3. The Climate Change Act 2008 aims to improve carbon management and help the transition towards a low-carbon economy in the UK. It sets the world’s first legally binding reduction targets for greenhouse gas emissions of at least 80 per cent by 2050 and at least 34 per cent by 2020, against a 1990 baseline.

4.   Higher education needs to play its part in meeting national targets for carbon reduction. The grant letters from the Secretary of State for Innovation, Universities and Skills to HEFCE of 18 January 2008 and 21 January 2009 contained specific requirements that incorporated the requirements of the Climate Change Act.

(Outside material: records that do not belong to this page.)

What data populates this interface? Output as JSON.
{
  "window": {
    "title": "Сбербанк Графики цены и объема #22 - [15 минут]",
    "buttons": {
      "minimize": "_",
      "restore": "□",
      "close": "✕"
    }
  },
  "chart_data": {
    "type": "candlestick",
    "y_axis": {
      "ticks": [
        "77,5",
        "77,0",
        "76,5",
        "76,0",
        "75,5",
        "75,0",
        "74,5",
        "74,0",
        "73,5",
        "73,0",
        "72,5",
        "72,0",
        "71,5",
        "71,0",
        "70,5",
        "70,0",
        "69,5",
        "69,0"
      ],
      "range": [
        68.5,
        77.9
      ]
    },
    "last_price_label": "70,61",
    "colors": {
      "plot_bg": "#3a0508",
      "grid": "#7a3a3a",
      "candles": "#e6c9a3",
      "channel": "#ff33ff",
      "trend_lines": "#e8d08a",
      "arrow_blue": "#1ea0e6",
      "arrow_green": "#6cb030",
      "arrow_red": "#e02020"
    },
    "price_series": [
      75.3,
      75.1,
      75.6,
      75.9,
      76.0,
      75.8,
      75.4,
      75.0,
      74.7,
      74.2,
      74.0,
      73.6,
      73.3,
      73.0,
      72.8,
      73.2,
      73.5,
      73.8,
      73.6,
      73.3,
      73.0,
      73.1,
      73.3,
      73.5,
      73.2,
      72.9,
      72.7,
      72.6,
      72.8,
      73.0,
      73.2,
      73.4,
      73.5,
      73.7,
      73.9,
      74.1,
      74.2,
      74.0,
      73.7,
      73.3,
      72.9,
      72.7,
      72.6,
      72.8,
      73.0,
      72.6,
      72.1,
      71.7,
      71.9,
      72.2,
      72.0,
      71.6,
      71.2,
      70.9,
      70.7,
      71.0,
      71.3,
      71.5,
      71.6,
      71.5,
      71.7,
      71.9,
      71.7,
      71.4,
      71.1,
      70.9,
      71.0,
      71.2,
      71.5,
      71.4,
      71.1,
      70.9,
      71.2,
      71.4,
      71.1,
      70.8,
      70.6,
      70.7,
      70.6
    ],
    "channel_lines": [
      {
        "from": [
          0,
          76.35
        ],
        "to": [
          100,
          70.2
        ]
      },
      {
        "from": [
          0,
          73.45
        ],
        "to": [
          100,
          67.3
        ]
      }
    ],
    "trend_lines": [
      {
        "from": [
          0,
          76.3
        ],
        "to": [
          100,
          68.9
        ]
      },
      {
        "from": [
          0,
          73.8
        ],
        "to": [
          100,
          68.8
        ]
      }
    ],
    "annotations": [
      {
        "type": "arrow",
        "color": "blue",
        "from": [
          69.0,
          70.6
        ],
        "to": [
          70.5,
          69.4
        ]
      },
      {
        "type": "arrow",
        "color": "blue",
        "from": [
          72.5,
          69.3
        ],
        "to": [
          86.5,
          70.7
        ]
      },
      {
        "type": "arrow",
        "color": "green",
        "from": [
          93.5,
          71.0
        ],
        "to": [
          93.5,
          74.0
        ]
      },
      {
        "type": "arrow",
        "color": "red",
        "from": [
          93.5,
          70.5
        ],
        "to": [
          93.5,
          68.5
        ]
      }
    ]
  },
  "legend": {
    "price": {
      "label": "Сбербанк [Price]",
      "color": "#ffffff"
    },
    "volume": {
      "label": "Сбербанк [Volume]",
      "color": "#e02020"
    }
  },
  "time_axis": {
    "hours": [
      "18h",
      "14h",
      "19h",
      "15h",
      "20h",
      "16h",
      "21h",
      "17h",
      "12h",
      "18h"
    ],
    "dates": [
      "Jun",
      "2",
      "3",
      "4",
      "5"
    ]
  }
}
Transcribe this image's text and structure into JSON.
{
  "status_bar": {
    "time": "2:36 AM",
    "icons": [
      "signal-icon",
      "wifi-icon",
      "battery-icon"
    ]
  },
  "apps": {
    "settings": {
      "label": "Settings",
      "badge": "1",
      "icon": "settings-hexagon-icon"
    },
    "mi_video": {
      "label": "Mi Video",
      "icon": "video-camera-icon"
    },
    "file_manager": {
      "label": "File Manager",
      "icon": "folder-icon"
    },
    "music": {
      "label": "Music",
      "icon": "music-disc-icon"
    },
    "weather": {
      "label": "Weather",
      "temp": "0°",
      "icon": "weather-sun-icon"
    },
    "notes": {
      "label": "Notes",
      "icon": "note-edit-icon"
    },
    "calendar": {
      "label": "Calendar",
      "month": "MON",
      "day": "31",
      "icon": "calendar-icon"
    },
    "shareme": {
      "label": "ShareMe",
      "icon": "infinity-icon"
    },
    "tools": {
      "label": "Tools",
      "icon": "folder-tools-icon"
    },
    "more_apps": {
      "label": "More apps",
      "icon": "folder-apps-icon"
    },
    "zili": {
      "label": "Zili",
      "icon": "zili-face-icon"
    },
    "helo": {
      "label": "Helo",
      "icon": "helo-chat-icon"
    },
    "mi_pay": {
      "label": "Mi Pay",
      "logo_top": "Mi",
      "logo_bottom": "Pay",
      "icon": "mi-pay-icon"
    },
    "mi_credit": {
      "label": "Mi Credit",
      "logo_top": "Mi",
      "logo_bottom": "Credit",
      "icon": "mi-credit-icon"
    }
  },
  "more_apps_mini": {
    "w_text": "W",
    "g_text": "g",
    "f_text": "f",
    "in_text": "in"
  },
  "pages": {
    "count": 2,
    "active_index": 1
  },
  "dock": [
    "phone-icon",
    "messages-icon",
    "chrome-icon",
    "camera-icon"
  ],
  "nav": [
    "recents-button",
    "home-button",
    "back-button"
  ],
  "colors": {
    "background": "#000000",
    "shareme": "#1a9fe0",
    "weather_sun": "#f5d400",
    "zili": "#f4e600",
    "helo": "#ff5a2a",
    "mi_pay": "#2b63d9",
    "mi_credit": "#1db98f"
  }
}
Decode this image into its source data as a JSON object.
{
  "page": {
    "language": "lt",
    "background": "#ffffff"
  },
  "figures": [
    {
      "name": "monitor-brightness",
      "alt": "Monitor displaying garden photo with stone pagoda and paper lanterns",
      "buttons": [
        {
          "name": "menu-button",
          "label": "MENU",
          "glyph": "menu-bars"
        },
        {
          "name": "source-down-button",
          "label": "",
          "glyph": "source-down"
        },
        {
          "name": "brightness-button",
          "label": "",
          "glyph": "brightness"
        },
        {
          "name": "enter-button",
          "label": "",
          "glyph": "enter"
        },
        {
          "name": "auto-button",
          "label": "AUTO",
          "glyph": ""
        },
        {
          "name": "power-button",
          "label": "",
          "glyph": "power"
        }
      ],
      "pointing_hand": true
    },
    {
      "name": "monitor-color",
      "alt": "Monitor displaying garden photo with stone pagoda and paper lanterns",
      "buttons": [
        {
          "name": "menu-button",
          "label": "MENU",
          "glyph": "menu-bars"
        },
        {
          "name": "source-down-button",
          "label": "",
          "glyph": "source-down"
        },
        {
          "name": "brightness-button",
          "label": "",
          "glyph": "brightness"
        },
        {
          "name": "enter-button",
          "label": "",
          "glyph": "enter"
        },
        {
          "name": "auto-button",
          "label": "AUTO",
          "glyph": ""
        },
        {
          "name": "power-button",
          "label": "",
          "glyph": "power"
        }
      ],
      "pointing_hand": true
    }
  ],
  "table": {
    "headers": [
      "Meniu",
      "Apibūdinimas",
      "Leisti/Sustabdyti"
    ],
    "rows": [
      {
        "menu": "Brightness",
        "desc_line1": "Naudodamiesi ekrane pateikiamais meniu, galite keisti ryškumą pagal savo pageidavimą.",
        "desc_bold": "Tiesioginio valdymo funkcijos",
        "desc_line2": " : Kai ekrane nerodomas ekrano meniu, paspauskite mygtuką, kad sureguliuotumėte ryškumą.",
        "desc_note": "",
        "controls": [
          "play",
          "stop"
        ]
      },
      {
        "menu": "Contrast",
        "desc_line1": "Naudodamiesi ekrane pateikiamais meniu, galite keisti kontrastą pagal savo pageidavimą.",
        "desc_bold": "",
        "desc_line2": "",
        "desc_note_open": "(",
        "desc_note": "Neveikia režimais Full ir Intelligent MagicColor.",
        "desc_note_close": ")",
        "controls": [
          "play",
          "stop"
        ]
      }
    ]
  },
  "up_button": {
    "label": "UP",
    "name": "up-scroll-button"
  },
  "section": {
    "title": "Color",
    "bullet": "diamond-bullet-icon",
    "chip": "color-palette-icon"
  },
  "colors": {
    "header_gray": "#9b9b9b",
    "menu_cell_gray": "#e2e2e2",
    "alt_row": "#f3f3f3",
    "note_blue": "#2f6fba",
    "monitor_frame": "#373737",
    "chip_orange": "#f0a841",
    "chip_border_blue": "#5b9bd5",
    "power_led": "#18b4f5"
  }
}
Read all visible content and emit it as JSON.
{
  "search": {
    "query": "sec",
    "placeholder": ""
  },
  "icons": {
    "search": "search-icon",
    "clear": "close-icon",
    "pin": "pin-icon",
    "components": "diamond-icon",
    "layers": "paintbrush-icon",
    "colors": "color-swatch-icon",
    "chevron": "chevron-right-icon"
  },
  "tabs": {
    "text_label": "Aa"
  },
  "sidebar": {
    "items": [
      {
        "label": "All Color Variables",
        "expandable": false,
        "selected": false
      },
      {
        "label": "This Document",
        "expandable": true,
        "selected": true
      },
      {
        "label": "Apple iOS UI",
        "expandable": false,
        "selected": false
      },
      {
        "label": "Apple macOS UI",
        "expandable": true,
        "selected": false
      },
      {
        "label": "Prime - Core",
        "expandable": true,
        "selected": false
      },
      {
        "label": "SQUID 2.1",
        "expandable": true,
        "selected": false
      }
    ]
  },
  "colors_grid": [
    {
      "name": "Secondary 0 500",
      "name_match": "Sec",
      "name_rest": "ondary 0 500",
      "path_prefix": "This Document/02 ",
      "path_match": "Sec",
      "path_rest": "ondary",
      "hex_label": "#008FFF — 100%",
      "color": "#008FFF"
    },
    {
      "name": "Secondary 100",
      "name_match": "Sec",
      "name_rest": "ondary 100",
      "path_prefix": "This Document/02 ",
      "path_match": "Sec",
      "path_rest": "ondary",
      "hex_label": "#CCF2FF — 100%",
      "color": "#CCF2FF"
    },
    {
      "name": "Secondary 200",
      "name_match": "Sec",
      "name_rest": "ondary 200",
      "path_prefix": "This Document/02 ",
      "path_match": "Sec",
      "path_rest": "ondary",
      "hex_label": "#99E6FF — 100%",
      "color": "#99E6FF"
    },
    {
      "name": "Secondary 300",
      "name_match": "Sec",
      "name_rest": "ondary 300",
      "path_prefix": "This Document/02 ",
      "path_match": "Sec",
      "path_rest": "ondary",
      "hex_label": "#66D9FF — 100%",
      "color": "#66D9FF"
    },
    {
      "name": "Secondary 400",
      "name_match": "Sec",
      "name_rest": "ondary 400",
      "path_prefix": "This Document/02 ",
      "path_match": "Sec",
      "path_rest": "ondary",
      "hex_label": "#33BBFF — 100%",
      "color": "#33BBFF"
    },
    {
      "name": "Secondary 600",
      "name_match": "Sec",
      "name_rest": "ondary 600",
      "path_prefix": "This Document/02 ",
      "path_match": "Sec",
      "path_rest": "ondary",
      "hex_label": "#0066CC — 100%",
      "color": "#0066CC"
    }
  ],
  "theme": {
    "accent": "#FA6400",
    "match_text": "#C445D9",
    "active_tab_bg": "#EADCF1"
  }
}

5.   Setting targets is essential to identify the size of the challenge, co-ordinate efforts nationally and internationally, and demonstrate commitment to meaningful change. However, targets alone do not achieve results. They need to be supported by a strategy so that the methods by which the targets are to be achieved can be agreed and the necessary actions and investment put in place. The intention of this strategy is to focus efforts in areas that offer the greatest carbon reduction return and identify issues that need further action. It sets out areas where we will work with institutions and other stakeholders to achieve carbon reductions. It will be for individual institutions to decide, within a national set of targets, how to reduce, measure, review and report progress on their own emissions.

6.   HEFCE has already signalled to institutions a more demanding approach to carbon reduction and the need for carbon plans. Its 2008 grant letter from the Secretary of State asked us to establish a link between performance against carbon plans – in effect, carbon reduction – and future capital allocations. HEFCE will achieve this by adapting its Capital Investment Framework.

7.   The objectives of this consultation are to:

  • gain agreement to a sector target(s) to reduce carbon emissions to levels that at least meet government targets
  • seek views on the proposed strategy for supporting carbon emission reductions
  • receive comments on the proposed guidance on developing carbon management plans (see paragraph 85)
  • seek views on HEFCE’s initial thinking for linking capital funding to performance against carbon management plans
  • raise the profile of the sector’s role and increase commitment to developing a carbon reduction culture in higher education.

Action required

8.   Comments are invited on the proposed carbon reduction target, strategy and guidance, using the response form at Annex A. Respondents should complete the electronic version of the form and e-mail it to by Friday 16 October 2009.

9.   As part of the consultation exercise we are holding two consultation seminars. We hope that all institutions will be represented at a senior level at these events. Further details are given in paragraphs 23 and 24. Please register for these events using the online form.


1.   In this document 'carbon' is used as a shorthand for carbon dioxide equivalents (CO2e).

2.   All HEFCE publications can be found on our web-site.